*** Source records ***
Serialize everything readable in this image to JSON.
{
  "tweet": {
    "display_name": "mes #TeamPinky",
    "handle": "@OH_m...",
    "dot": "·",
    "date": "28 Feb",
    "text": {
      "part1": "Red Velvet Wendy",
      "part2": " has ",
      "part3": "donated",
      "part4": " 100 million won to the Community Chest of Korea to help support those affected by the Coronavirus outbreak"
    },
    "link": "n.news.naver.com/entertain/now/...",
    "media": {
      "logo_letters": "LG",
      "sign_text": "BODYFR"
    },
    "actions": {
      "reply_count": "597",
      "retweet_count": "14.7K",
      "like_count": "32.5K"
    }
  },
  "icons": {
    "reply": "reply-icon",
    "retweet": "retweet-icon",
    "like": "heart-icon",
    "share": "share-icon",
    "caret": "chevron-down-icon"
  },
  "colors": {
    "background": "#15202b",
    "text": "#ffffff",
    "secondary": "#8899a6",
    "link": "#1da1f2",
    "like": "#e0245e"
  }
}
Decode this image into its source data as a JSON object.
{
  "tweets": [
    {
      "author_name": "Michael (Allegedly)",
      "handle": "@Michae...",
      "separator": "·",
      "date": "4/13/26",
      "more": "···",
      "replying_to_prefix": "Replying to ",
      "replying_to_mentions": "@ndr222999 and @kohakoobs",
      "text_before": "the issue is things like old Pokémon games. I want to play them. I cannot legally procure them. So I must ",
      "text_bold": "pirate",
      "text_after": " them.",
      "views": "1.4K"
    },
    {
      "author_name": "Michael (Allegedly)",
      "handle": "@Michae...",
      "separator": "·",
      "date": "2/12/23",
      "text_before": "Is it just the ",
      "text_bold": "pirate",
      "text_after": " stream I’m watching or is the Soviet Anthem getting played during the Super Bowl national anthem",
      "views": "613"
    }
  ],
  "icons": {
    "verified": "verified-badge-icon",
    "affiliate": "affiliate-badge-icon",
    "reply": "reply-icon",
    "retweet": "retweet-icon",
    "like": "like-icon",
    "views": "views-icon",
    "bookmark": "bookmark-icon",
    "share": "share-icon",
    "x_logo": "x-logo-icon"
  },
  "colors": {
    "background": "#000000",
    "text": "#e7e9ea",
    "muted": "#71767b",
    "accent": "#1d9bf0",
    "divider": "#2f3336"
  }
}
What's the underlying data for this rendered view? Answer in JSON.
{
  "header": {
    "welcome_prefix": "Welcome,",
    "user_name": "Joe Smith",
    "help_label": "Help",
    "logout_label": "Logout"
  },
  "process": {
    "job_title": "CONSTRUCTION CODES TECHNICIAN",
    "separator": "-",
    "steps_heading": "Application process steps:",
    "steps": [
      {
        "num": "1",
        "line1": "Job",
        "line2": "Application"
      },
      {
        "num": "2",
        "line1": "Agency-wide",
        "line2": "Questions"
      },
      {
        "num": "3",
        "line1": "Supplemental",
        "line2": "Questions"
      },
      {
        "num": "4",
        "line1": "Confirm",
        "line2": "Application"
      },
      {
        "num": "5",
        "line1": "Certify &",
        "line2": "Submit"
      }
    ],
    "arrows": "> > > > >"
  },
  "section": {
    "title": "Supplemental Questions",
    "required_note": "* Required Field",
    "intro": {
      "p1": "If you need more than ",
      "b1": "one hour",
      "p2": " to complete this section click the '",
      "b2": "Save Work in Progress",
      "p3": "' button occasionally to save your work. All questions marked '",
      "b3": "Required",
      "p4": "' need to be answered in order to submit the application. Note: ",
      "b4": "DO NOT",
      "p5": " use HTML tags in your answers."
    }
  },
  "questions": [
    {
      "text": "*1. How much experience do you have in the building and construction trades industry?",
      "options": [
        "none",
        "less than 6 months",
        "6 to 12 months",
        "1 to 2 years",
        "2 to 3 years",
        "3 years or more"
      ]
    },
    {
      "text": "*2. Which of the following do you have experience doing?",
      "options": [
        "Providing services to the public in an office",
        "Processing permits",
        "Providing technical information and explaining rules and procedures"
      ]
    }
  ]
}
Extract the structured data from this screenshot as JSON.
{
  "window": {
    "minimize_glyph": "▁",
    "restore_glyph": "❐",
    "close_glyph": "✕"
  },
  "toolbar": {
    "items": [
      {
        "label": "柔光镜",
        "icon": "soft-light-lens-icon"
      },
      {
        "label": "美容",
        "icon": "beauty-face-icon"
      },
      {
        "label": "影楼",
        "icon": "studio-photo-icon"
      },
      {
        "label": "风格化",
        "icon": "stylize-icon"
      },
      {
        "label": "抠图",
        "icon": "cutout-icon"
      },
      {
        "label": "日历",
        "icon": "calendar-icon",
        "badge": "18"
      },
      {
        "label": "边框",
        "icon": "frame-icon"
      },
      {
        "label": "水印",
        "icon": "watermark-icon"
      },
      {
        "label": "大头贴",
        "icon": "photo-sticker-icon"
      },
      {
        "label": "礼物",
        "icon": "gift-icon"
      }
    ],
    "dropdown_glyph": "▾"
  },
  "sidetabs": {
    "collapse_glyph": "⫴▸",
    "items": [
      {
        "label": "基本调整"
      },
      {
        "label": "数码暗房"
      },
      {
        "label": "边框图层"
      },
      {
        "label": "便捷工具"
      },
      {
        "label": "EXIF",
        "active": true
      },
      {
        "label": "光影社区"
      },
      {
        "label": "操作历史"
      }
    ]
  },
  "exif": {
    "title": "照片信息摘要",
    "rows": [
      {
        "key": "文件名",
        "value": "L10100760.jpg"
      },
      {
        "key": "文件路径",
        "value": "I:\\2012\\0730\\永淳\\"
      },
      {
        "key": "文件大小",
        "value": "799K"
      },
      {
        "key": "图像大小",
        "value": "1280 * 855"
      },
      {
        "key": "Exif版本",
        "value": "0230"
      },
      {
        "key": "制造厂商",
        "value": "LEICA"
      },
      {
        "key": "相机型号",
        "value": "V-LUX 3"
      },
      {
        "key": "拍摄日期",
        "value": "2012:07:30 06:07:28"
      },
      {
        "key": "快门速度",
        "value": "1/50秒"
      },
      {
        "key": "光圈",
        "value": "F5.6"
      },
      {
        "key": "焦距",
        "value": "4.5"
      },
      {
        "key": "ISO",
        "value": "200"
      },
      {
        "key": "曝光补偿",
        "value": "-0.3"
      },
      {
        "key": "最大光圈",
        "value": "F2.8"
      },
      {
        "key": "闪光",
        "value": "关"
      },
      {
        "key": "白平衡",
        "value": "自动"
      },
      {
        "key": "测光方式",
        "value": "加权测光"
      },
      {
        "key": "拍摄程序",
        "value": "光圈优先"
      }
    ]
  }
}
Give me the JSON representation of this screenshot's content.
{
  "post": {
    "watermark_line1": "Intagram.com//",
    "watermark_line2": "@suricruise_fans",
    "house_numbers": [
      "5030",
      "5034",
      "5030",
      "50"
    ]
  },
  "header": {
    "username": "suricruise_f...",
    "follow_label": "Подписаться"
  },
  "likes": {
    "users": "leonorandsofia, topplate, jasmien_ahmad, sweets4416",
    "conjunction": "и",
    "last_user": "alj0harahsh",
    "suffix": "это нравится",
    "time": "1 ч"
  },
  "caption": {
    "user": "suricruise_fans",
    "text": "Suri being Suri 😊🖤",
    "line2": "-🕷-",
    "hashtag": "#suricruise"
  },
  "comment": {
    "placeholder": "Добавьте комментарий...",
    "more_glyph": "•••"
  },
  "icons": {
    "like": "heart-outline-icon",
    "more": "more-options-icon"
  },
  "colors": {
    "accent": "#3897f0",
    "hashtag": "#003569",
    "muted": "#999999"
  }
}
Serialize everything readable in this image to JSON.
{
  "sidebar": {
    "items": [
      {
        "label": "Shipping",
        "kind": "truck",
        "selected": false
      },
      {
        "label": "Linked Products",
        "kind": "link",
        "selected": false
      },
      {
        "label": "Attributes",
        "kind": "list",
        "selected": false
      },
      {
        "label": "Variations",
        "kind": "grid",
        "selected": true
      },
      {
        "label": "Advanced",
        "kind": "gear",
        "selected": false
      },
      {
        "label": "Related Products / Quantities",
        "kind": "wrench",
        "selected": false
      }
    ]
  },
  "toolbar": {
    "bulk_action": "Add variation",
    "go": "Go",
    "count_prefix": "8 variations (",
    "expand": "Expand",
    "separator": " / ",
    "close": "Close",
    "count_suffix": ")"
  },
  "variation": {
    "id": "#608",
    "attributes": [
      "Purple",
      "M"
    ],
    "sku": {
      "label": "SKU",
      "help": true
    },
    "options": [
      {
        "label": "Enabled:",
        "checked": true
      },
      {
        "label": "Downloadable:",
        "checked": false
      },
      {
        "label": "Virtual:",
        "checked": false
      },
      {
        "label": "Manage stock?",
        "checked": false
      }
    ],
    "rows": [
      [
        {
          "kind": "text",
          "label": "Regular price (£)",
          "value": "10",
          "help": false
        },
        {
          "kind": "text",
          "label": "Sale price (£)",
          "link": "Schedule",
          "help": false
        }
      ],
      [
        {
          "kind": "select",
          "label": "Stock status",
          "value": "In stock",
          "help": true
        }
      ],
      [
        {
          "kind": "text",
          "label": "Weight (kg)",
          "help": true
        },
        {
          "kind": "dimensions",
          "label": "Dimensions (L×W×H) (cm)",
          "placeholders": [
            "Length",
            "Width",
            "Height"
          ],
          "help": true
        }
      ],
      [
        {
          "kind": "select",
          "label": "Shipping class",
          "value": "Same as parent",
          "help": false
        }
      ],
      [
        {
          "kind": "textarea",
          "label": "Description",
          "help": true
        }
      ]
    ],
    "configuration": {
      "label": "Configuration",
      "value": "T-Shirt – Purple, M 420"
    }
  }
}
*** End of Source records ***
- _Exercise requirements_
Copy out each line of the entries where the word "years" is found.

- _Exercise response_
        "1 to 2 years",
        "2 to 3 years",
        "3 years or more"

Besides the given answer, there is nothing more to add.